You’ll want to make sure you choose a region that has the Alexa Skill trigger enabled.  I don’t know how they determine this but the US-Oregon one does NOT have that enabled, so I’ve been using US-Virginia and that enables me just fine.  The next screen will ask you to specify the user role (I am using the basic execution role).  If you don’t know what these are, re-review the Alexa skills SDK documentation with Lambda to get started there.  These are basically IAM roles in AWS that you have to choose.  After that you click Upload and done.  The toolkit takes care of bundling all your stuff up into a zip, creating the function (if you didn’t already have one – as if you did you can choose it from the drop-down to update an existing one) and uploading it for you.  You can do all this manually, but the toolkit really, really makes this simple.

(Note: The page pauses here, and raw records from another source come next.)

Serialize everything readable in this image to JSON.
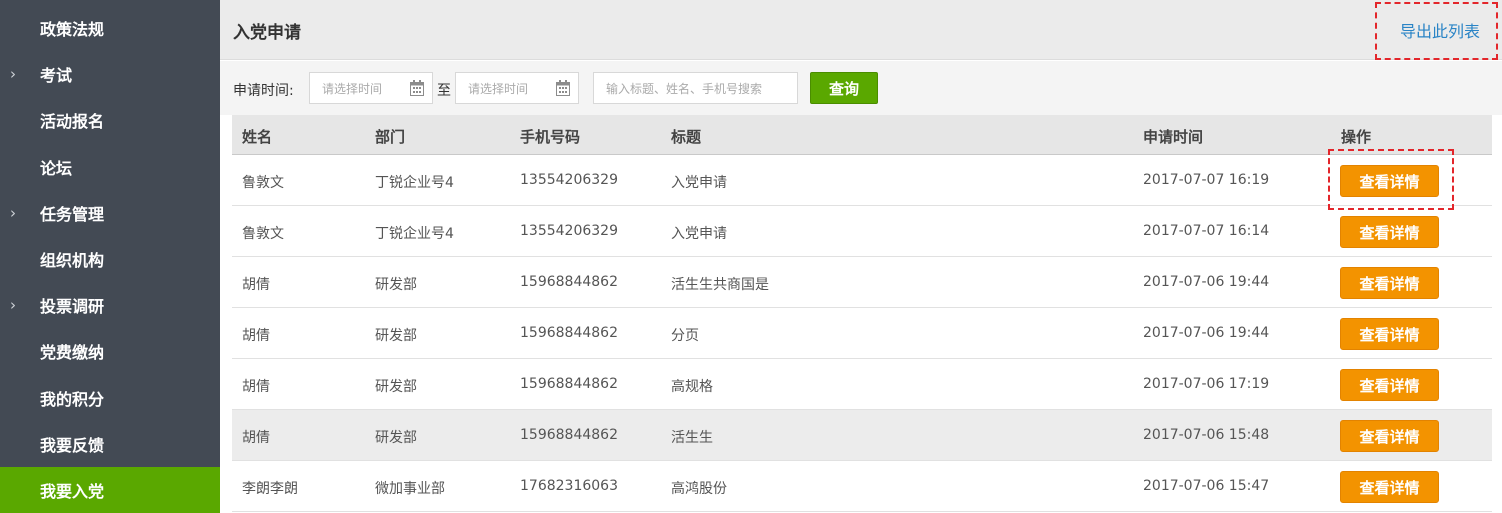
{
  "sidebar": {
    "items": [
      {
        "label": "政策法规",
        "arrow": ""
      },
      {
        "label": "考试",
        "arrow": "›"
      },
      {
        "label": "活动报名",
        "arrow": ""
      },
      {
        "label": "论坛",
        "arrow": ""
      },
      {
        "label": "任务管理",
        "arrow": "›"
      },
      {
        "label": "组织机构",
        "arrow": ""
      },
      {
        "label": "投票调研",
        "arrow": "›"
      },
      {
        "label": "党费缴纳",
        "arrow": ""
      },
      {
        "label": "我的积分",
        "arrow": ""
      },
      {
        "label": "我要反馈",
        "arrow": ""
      },
      {
        "label": "我要入党",
        "arrow": "",
        "active": true
      }
    ]
  },
  "header": {
    "title": "入党申请",
    "export_label": "导出此列表"
  },
  "filter": {
    "label": "申请时间:",
    "start_placeholder": "请选择时间",
    "to_label": "至",
    "end_placeholder": "请选择时间",
    "search_placeholder": "输入标题、姓名、手机号搜索",
    "query_label": "查询"
  },
  "table": {
    "headers": [
      "姓名",
      "部门",
      "手机号码",
      "标题",
      "申请时间",
      "操作"
    ],
    "action_label": "查看详情",
    "rows": [
      [
        "鲁敦文",
        "丁锐企业号4",
        "13554206329",
        "入党申请",
        "2017-07-07 16:19"
      ],
      [
        "鲁敦文",
        "丁锐企业号4",
        "13554206329",
        "入党申请",
        "2017-07-07 16:14"
      ],
      [
        "胡倩",
        "研发部",
        "15968844862",
        "活生生共商国是",
        "2017-07-06 19:44"
      ],
      [
        "胡倩",
        "研发部",
        "15968844862",
        "分页",
        "2017-07-06 19:44"
      ],
      [
        "胡倩",
        "研发部",
        "15968844862",
        "高规格",
        "2017-07-06 17:19"
      ],
      [
        "胡倩",
        "研发部",
        "15968844862",
        "活生生",
        "2017-07-06 15:48"
      ],
      [
        "李朗李朗",
        "微加事业部",
        "17682316063",
        "高鸿股份",
        "2017-07-06 15:47"
      ]
    ]
  },
  "colors": {
    "sidebar_bg": "#434a54",
    "active_green": "#5aa800",
    "action_orange": "#f39300",
    "link_blue": "#2a84c6",
    "annotation_red": "#e3262b"
  }
}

Testing the function

After you publish you’ll get popped the test window basically:

This allows you to manually test your lambda.  In the pre-configured requests objects you can see a few Alexa request object specified there.  None of them will be the exact one you need but you can start with one and manually modify it easily to do a quick test.  If you notice my screenshot I modified to specify our payload…you can see the payload I’m sending here:

{
  "session": {
    "new": false,
    "sessionId": "session1234",
    "attributes": {},
    "user": {
      "userId": null
    },
    "application": {
      "applicationId": "amzn1.echo-sdk-ams.app.[unique-value-here]"
    }
  },
  "version": "1.0",
  "request": {
    "intent": {
      "slots": {
        "firstnum": {
          "name": "firstnum",
          "value": "3"
        }, "secondnum" : { "name": "secondnum", "value": "5" }
      },
      "name": "AddIntent"
    },
    "type": "IntentRequest",
    "requestId": "request5678"
  }
}

That is sending an IntentRequest with two parameters and you can see the response functioned correctly!  Yay!

Of course the better way is to use Alexa to test it so you’ll need a skill to do that.  Again, this post isn’t about how to do that, but once you have the skill you will have a test console that you can point to your AWS Lambda function.  I’ve got a test skill and will point it to my Lambda instance:

UPDATE: Previously this wasn’t working but thanks to user @jpkbst in the Alexa Slack channel he pointed out my issue.  All code above updated to reflect working version.

Well I had you reading this far at least.  As you can see the port of the Slight.Alexa library doesn’t seem to quite be working with the response object.  I can’t pinpoint why the Alexa test console feels the response is valid as the schema looks correct for the response object.  Can you spot the issue in the code above?  If so, please comment (or better yet, fix it in my sample code).

Summary (thus far)

I set out to spend a minimal amount of time getting the C# Lambda service + Alexa skill working.  I’ve uploaded the full solution to a GitHub repository: timheuer/alexa-csharp-lambda-sample for you to take a look at.  I’m hopeful that this is simple and we can start using C# more for Alexa skills.  I think we’ll likely see some Alexa Skills SDK for .NET popping up elsewhere as well. 

Hope this helps!



DISCLAIMER:

The opinions/content expressed on this blog are provided "ASIS" with no warranties and are my own personal opinions/content (unless otherwise noted) and do not represent my employer's view in any way.